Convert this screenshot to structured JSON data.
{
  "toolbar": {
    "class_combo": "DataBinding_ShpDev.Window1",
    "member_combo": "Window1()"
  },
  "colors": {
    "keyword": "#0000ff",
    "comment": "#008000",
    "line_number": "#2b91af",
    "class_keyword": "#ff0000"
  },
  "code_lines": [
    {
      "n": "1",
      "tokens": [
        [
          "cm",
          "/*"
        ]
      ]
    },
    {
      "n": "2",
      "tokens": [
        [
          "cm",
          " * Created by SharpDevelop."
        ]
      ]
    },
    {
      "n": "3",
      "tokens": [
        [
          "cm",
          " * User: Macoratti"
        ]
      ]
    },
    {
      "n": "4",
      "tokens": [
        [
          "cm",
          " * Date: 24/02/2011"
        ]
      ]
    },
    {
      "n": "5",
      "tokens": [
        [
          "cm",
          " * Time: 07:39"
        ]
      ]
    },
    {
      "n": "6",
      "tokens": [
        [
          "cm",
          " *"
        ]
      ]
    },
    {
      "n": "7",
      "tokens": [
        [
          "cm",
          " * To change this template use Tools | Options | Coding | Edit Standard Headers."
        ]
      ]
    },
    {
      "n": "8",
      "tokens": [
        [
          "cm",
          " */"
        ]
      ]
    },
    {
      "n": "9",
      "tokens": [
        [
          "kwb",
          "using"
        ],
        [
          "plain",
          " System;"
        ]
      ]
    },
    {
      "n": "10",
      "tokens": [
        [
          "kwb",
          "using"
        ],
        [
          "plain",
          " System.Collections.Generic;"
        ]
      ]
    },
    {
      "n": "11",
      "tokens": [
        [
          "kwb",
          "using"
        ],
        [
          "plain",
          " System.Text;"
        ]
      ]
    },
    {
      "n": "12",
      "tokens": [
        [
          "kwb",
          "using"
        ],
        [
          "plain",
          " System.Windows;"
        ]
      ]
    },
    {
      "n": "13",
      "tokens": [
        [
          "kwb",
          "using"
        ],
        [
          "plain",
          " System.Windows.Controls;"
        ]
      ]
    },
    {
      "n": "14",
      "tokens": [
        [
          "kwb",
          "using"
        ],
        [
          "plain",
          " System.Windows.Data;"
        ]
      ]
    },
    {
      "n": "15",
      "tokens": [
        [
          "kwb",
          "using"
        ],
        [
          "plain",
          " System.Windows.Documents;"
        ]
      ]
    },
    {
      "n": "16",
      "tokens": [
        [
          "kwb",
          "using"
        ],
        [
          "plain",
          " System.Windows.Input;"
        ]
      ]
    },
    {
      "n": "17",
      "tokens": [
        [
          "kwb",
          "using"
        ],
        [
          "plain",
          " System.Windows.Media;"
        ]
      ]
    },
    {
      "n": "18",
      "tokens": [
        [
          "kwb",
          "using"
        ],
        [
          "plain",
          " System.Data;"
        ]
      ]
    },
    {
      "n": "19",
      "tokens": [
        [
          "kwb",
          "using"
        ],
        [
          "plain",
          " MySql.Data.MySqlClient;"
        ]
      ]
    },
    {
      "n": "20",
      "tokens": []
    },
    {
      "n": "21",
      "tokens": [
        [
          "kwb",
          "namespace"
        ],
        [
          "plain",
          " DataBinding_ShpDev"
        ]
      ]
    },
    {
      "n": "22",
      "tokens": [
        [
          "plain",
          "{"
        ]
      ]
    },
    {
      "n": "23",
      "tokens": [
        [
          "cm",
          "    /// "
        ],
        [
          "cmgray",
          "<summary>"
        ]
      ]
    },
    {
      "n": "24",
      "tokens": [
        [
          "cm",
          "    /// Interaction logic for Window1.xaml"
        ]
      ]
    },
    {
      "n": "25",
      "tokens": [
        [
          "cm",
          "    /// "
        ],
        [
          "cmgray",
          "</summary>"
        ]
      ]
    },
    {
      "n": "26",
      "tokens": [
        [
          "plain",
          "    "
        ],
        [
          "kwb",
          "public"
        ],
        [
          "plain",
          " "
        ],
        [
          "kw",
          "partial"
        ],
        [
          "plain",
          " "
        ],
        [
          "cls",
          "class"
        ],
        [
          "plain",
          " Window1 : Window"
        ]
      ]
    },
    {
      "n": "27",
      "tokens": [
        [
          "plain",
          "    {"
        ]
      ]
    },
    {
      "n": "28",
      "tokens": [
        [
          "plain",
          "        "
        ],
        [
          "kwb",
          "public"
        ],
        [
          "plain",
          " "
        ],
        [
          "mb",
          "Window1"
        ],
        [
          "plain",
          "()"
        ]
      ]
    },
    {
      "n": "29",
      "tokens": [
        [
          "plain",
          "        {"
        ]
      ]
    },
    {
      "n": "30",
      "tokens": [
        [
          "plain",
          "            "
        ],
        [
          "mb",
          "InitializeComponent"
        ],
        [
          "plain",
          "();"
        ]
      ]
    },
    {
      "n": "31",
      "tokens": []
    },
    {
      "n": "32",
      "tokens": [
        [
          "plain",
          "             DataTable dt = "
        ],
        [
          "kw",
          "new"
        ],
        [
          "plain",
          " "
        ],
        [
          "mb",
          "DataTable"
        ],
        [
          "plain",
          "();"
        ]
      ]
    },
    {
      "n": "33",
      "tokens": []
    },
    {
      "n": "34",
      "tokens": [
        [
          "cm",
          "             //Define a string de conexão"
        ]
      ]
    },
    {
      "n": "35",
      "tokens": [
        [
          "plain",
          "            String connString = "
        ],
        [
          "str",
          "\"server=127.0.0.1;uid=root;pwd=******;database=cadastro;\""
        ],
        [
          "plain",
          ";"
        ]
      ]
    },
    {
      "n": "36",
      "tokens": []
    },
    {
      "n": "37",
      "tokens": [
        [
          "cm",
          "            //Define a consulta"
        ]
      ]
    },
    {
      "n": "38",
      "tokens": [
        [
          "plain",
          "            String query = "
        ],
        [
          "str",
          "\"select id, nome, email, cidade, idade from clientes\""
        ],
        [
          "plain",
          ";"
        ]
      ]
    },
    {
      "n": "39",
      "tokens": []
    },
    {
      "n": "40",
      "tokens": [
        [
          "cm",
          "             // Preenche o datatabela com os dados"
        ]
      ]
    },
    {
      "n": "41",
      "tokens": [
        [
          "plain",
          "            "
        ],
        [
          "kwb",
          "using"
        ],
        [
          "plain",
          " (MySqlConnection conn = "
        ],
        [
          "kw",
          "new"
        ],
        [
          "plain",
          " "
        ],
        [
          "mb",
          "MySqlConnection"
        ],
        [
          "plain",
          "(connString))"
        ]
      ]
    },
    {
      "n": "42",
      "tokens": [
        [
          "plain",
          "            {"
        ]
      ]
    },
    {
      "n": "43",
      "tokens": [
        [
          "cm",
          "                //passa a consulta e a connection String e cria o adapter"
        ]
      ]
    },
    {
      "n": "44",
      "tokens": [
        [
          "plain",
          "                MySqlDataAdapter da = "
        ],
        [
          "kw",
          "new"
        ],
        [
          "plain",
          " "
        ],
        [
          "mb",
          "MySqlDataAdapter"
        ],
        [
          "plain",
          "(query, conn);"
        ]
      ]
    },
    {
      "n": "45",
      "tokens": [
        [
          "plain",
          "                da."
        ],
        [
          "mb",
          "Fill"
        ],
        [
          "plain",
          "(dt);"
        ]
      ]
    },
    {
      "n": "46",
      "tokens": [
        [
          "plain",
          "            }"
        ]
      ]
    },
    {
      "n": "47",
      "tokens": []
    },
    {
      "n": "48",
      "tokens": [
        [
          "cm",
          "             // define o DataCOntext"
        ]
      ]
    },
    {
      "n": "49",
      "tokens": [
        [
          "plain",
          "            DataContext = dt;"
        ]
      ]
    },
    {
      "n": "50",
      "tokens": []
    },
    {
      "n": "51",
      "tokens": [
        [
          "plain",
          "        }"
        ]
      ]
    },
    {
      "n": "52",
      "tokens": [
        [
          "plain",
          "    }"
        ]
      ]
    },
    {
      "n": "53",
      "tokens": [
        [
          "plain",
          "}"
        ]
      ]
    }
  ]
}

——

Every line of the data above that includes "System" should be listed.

          " System;"
          " System.Collections.Generic;"
          " System.Text;"
          " System.Windows;"
          " System.Windows.Controls;"
          " System.Windows.Data;"
          " System.Windows.Documents;"
          " System.Windows.Input;"
          " System.Windows.Media;"
          " System.Data;"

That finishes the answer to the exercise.